Health Risks of European Travel
How many of us know that European travel can pose a threat to our health? Health risks aren’t normally associated with European travel – we think of quick flights and familiar cultures so assume we’ll be relatively safe on short-haul holidays. However, there are actually several diseases to watch out for, especially if you are not vaccinated.
Stay aware of these key diseases so that you can prepare properly to have a safe and happy holiday.
Four illnesses to be aware of when holidaying in Europe:
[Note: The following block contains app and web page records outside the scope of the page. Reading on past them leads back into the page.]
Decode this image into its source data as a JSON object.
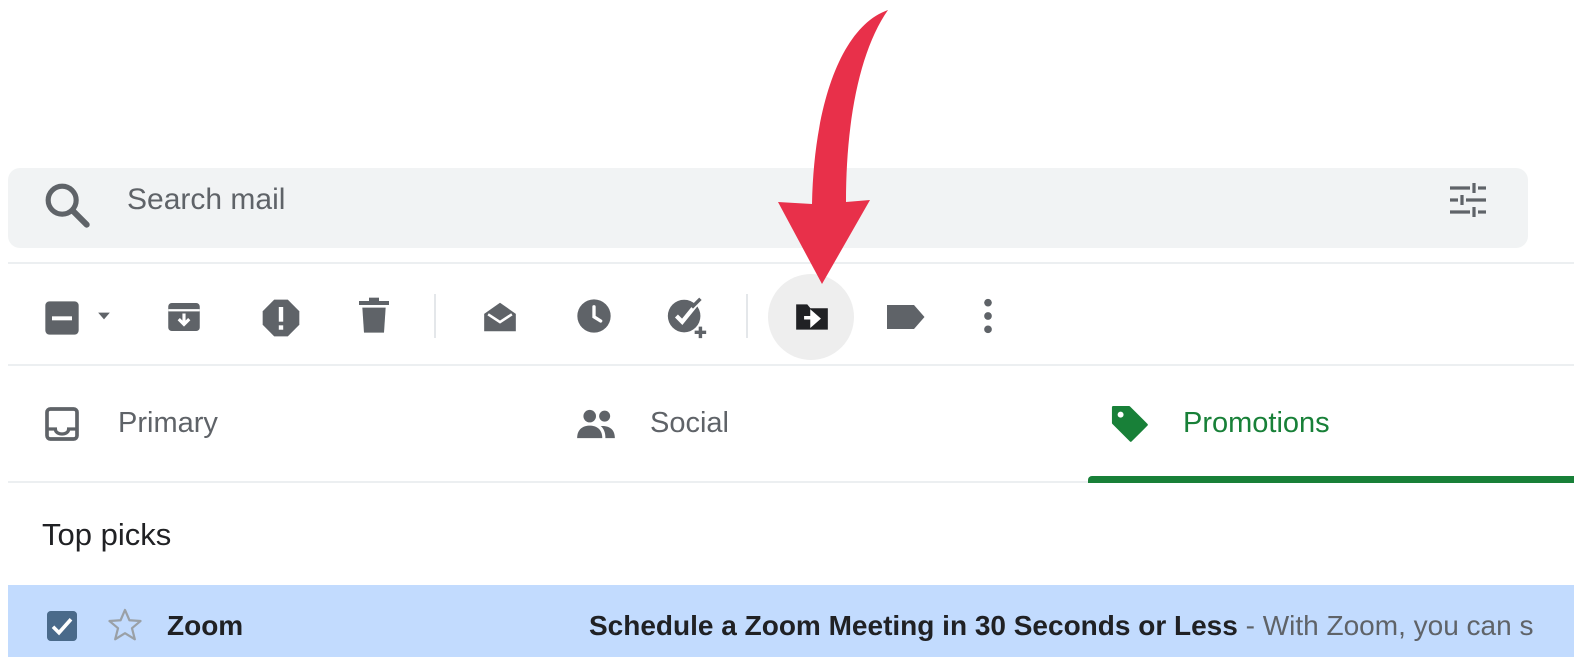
{
  "search": {
    "placeholder": "Search mail",
    "icons": {
      "search": "search-icon",
      "options": "tune-icon"
    }
  },
  "toolbar": {
    "buttons": [
      {
        "name": "select-checkbox",
        "icon": "checkbox-indeterminate-icon"
      },
      {
        "name": "select-menu",
        "icon": "caret-down-icon"
      },
      {
        "name": "archive",
        "icon": "archive-icon"
      },
      {
        "name": "report-spam",
        "icon": "report-icon"
      },
      {
        "name": "delete",
        "icon": "trash-icon"
      },
      {
        "name": "mark-as-read",
        "icon": "open-envelope-icon"
      },
      {
        "name": "snooze",
        "icon": "clock-icon"
      },
      {
        "name": "add-to-tasks",
        "icon": "add-task-icon"
      },
      {
        "name": "move-to",
        "icon": "folder-move-icon",
        "highlighted": true
      },
      {
        "name": "labels",
        "icon": "label-icon"
      },
      {
        "name": "more",
        "icon": "more-vert-icon"
      }
    ]
  },
  "tabs": [
    {
      "label": "Primary",
      "icon": "inbox-icon",
      "active": false
    },
    {
      "label": "Social",
      "icon": "people-icon",
      "active": false
    },
    {
      "label": "Promotions",
      "icon": "tag-icon",
      "active": true
    }
  ],
  "section": {
    "title": "Top picks"
  },
  "emails": [
    {
      "sender": "Zoom",
      "subject": "Schedule a Zoom Meeting in 30 Seconds or Less",
      "snippet": " - With Zoom, you can s",
      "selected": true,
      "starred": false
    }
  ],
  "colors": {
    "search_bg": "#f1f3f4",
    "icon_gray": "#5f6368",
    "promotions_green": "#188038",
    "selected_row": "#c2dbfe",
    "checkbox_blue": "#4a6a8a",
    "annotation_red": "#e8304a"
  }
}
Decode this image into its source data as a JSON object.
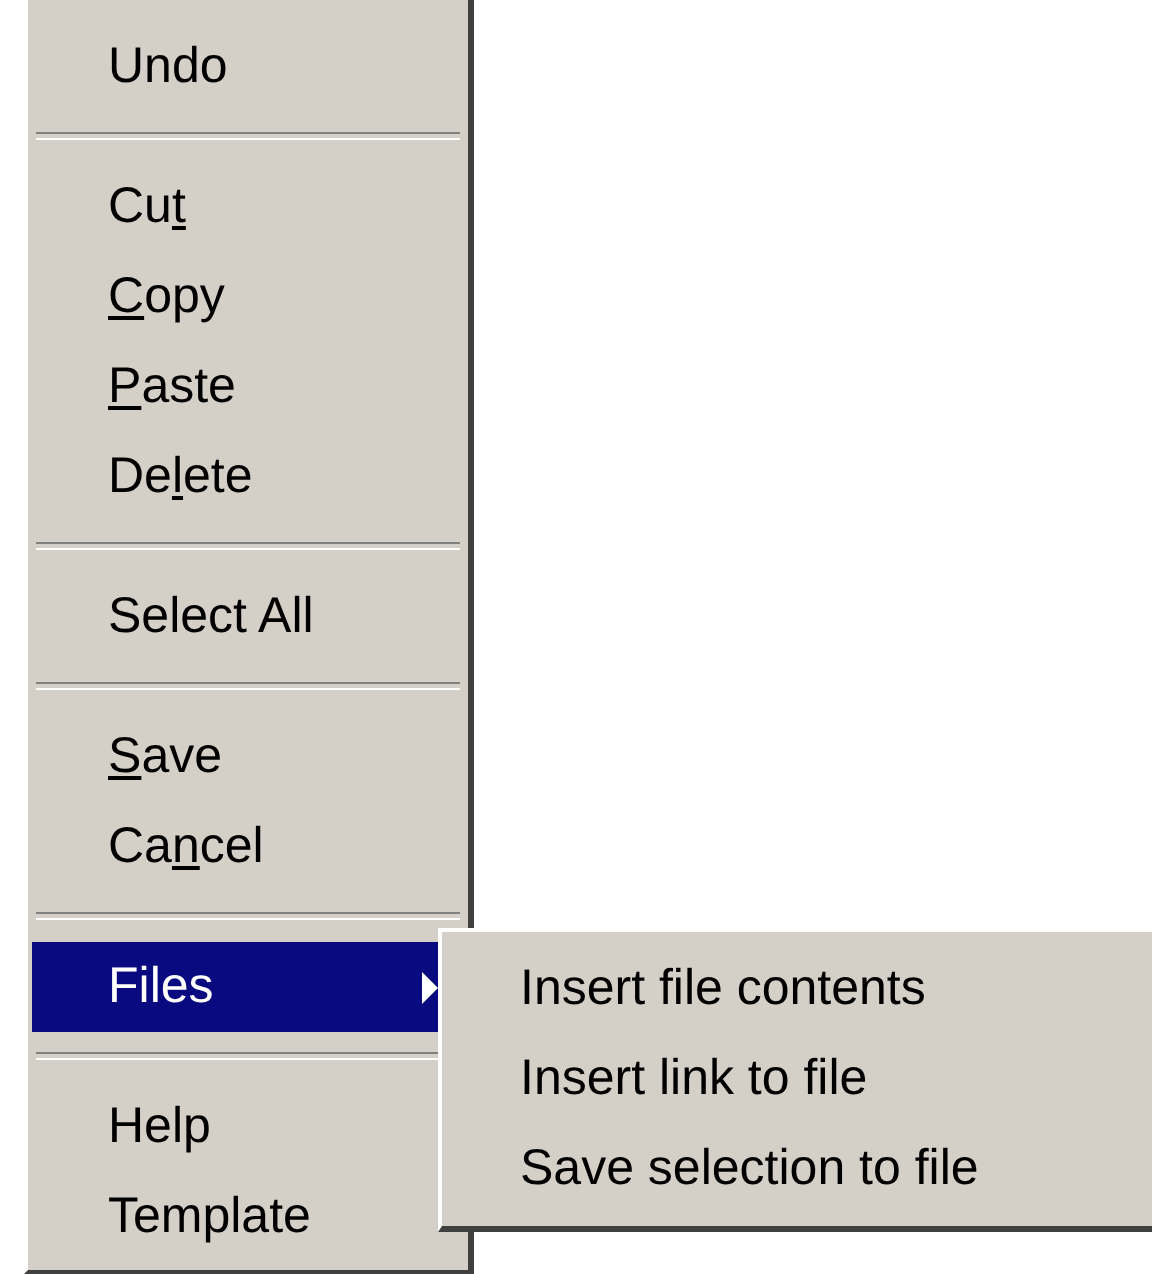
{
  "menu": {
    "items": [
      {
        "kind": "item",
        "label": [
          {
            "text": "Undo",
            "underlined": false
          }
        ],
        "selected": false
      },
      {
        "kind": "separator"
      },
      {
        "kind": "item",
        "label": [
          {
            "text": "Cu",
            "underlined": false
          },
          {
            "text": "t",
            "underlined": true
          }
        ],
        "selected": false
      },
      {
        "kind": "item",
        "label": [
          {
            "text": "C",
            "underlined": true
          },
          {
            "text": "opy",
            "underlined": false
          }
        ],
        "selected": false
      },
      {
        "kind": "item",
        "label": [
          {
            "text": "P",
            "underlined": true
          },
          {
            "text": "aste",
            "underlined": false
          }
        ],
        "selected": false
      },
      {
        "kind": "item",
        "label": [
          {
            "text": "De",
            "underlined": false
          },
          {
            "text": "l",
            "underlined": true
          },
          {
            "text": "ete",
            "underlined": false
          }
        ],
        "selected": false
      },
      {
        "kind": "separator"
      },
      {
        "kind": "item",
        "label": [
          {
            "text": "Select All",
            "underlined": false
          }
        ],
        "selected": false
      },
      {
        "kind": "separator"
      },
      {
        "kind": "item",
        "label": [
          {
            "text": "S",
            "underlined": true
          },
          {
            "text": "ave",
            "underlined": false
          }
        ],
        "selected": false
      },
      {
        "kind": "item",
        "label": [
          {
            "text": "Ca",
            "underlined": false
          },
          {
            "text": "n",
            "underlined": true
          },
          {
            "text": "cel",
            "underlined": false
          }
        ],
        "selected": false
      },
      {
        "kind": "separator"
      },
      {
        "kind": "item",
        "label": [
          {
            "text": "Files",
            "underlined": false
          }
        ],
        "selected": true,
        "has_submenu": true
      },
      {
        "kind": "separator"
      },
      {
        "kind": "item",
        "label": [
          {
            "text": "Help",
            "underlined": false
          }
        ],
        "selected": false
      },
      {
        "kind": "item",
        "label": [
          {
            "text": "Template",
            "underlined": false
          }
        ],
        "selected": false
      }
    ]
  },
  "submenu": {
    "items": [
      {
        "label": "Insert file contents",
        "selected": false
      },
      {
        "label": "Insert link to file",
        "selected": false
      },
      {
        "label": "Save selection to file",
        "selected": false
      }
    ]
  }
}
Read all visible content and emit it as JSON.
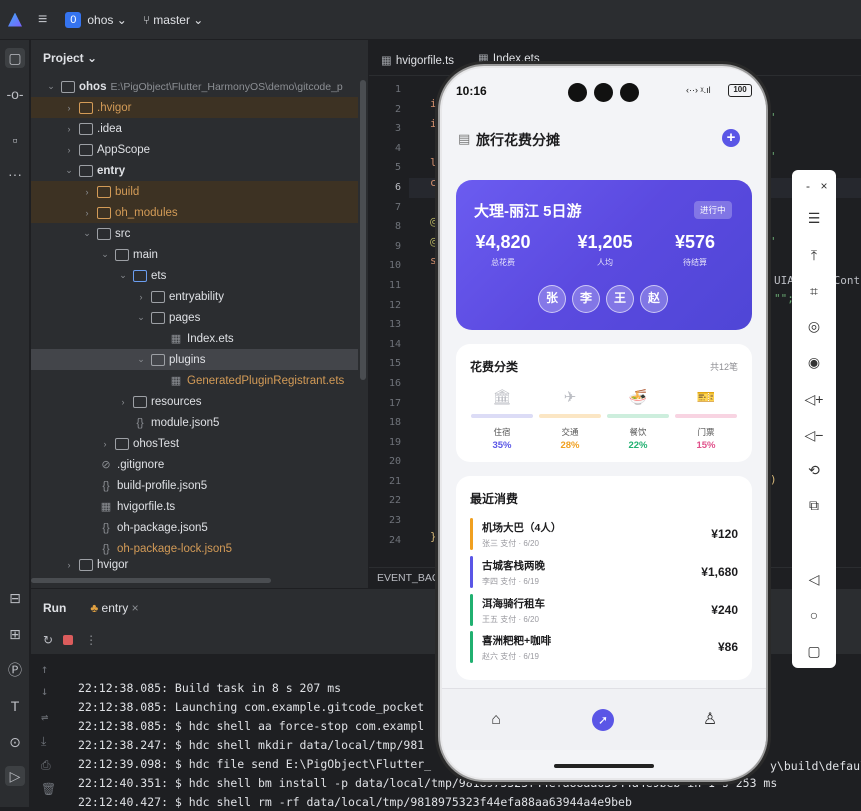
{
  "topbar": {
    "project_badge": "0",
    "project_name": "ohos ⌄",
    "branch": "⑂ master ⌄"
  },
  "project_panel": {
    "title": "Project ⌄",
    "tree": [
      {
        "label": "ohos",
        "path": "E:\\PigObject\\Flutter_HarmonyOS\\demo\\gitcode_p"
      },
      {
        "label": ".hvigor"
      },
      {
        "label": ".idea"
      },
      {
        "label": "AppScope"
      },
      {
        "label": "entry"
      },
      {
        "label": "build"
      },
      {
        "label": "oh_modules"
      },
      {
        "label": "src"
      },
      {
        "label": "main"
      },
      {
        "label": "ets"
      },
      {
        "label": "entryability"
      },
      {
        "label": "pages"
      },
      {
        "label": "Index.ets"
      },
      {
        "label": "plugins"
      },
      {
        "label": "GeneratedPluginRegistrant.ets"
      },
      {
        "label": "resources"
      },
      {
        "label": "module.json5"
      },
      {
        "label": "ohosTest"
      },
      {
        "label": ".gitignore"
      },
      {
        "label": "build-profile.json5"
      },
      {
        "label": "hvigorfile.ts"
      },
      {
        "label": "oh-package.json5"
      },
      {
        "label": "oh-package-lock.json5"
      },
      {
        "label": "hvigor"
      }
    ]
  },
  "editor": {
    "tabs": [
      "hvigorfile.ts",
      "Index.ets"
    ],
    "line_numbers": [
      "1",
      "2",
      "3",
      "4",
      "5",
      "6",
      "7",
      "8",
      "9",
      "10",
      "11",
      "12",
      "13",
      "14",
      "15",
      "16",
      "17",
      "18",
      "19",
      "20",
      "21",
      "22",
      "23",
      "24"
    ],
    "code_right_1": "UIAbilityCont",
    "code_right_2": "\"\";",
    "code_frag_line_2": "i",
    "code_frag_line_3": "i",
    "code_frag_line_5": "l",
    "code_frag_line_6": "c",
    "code_frag_line_8": "@",
    "code_frag_line_9": "@",
    "code_frag_line_10": "s",
    "code_frag_line_24": "}",
    "event_bar": "EVENT_BAC",
    "right_build_path": "y\\build\\defaul"
  },
  "run_panel": {
    "title": "Run",
    "tab": "entry",
    "console": [
      "22:12:38.085: Build task in 8 s 207 ms",
      "22:12:38.085: Launching com.example.gitcode_pocket",
      "22:12:38.085: $ hdc shell aa force-stop com.exampl",
      "22:12:38.247: $ hdc shell mkdir data/local/tmp/981",
      "22:12:39.098: $ hdc file send E:\\PigObject\\Flutter_",
      "22:12:40.351: $ hdc shell bm install -p data/local/tmp/9818975323f44efa88aa63944a4e9beb in 1 s 253 ms",
      "22:12:40.427: $ hdc shell rm -rf data/local/tmp/9818975323f44efa88aa63944a4e9beb"
    ]
  },
  "phone": {
    "time": "10:16",
    "signal": "‹··› ᵡ.ıl",
    "battery": "100",
    "app_title": "旅行花费分摊",
    "trip": {
      "name": "大理-丽江 5日游",
      "status": "进行中",
      "stats": [
        {
          "value": "¥4,820",
          "label": "总花费"
        },
        {
          "value": "¥1,205",
          "label": "人均"
        },
        {
          "value": "¥576",
          "label": "待结算"
        }
      ],
      "members": [
        "张",
        "李",
        "王",
        "赵"
      ]
    },
    "categories": {
      "title": "花费分类",
      "count": "共12笔",
      "items": [
        {
          "icon": "🏛",
          "name": "住宿",
          "percent": "35%",
          "color": "#5a56e6",
          "bar": "#dcdcf6"
        },
        {
          "icon": "✈",
          "name": "交通",
          "percent": "28%",
          "color": "#f0a020",
          "bar": "#fbe6c4"
        },
        {
          "icon": "🍜",
          "name": "餐饮",
          "percent": "22%",
          "color": "#20b070",
          "bar": "#cdeedd"
        },
        {
          "icon": "🎫",
          "name": "门票",
          "percent": "15%",
          "color": "#e0508a",
          "bar": "#f8d4e2"
        }
      ]
    },
    "recent": {
      "title": "最近消费",
      "items": [
        {
          "name": "机场大巴（4人）",
          "meta": "张三 支付 · 6/20",
          "amount": "¥120",
          "color": "#f0a020"
        },
        {
          "name": "古城客栈两晚",
          "meta": "李四 支付 · 6/19",
          "amount": "¥1,680",
          "color": "#5a56e6"
        },
        {
          "name": "洱海骑行租车",
          "meta": "王五 支付 · 6/20",
          "amount": "¥240",
          "color": "#20b070"
        },
        {
          "name": "喜洲粑粑+咖啡",
          "meta": "赵六 支付 · 6/19",
          "amount": "¥86",
          "color": "#20b070"
        }
      ]
    }
  }
}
- Measles continues to spread within and throughout Europe this year. Large outbreaks of the disease have occurred, and it is thought that the drop in vaccination coverage within populations is responsible. Countries that are currently reporting outbreaks of measles include: AUSTRIA, BELGIUM, BULGARIA, CZECH REPUBLIC, FRANCE, GERMANY, HUNGARY, ICELAND, ITALY, PORTUGAL, ROMANIA SPAIN, SWEDEN.
- Measles is a highly contagious virus which can have life-threatening complications.
- International travel has played a large factor in the international spread of measles.
2. Tick-Borne Encephalitis (TBE)
- TBE season has begun in Europe this summer. TBE is a viral infection spread through the infected bite of a tick.
- TBE effects areas of northern and Eastern Europe, Russia and even China.
- Those at highest risk of the diseases are those that intend to spend time in rural forested areas during spring summer and autumn where ticks are present. Activities such as camping and hiking and cycling increase the risk.
- Those who are travelling to areas of transmission can minimise the risk of the disease by taking strict precautions against tick bites.
3. Hepatitis A
- Europe has seen an increase in Hepatitis A cases this year. The virus is spread through contaminated food and water.
- The highest risk countries are those in Eastern Europe, the Baltics, the Balkans and Turkey, but in recent months Germany and Portugal have seen an increase in cases.
- Rabies is virus-spread through the bite of an infected mammal. The virus is almost always fatal if left untreated. Animals that can spread this disease include dogs, cats, bats, foxes and wolves.
- Eastern Europe poses the highest risk of rabies in Europe.
- Travellers at highest risk include those who plan on travelling to remote areas.
Vaccines can prevent travel-related illnesses
The good news is that all these diseases are vaccine preventable and can be avoided by organising vaccines before you travel.
Measles – All travellers should ensure that they have had at least 2 doses of vaccinations against measles. This is usually given as a routine vaccination in childhood (MMR vaccine) at 1 year of age, and then again as a pre-school booster
Tick-Borne Encephalitis – vaccination against the disease is available for individuals aged 1 year and above. It requires 2 vaccination 2 weeks apart.
Hepatitis A – A highly effective vaccination is available against Hepatitis A and can be given to children from 1 year of age. Once the schedule of 2 Hepatitis A vaccinations has been given, immunity lasts for 25 years.
Rabies – a vaccine-preventable disease which requires three doses of vaccination to be given prior to departure. Those who have not received the vaccination with potential exposure to rabies require more extensive treatment which is not always accessible.
Travel Vaccinations at Fleet Street Clinic
Fleet Street Clinic is a leading vaccination centre and offers all travel vaccinations at our clinic in the heart of London.
By Anna Chapman, Travel Nurse at Fleet Street Clinic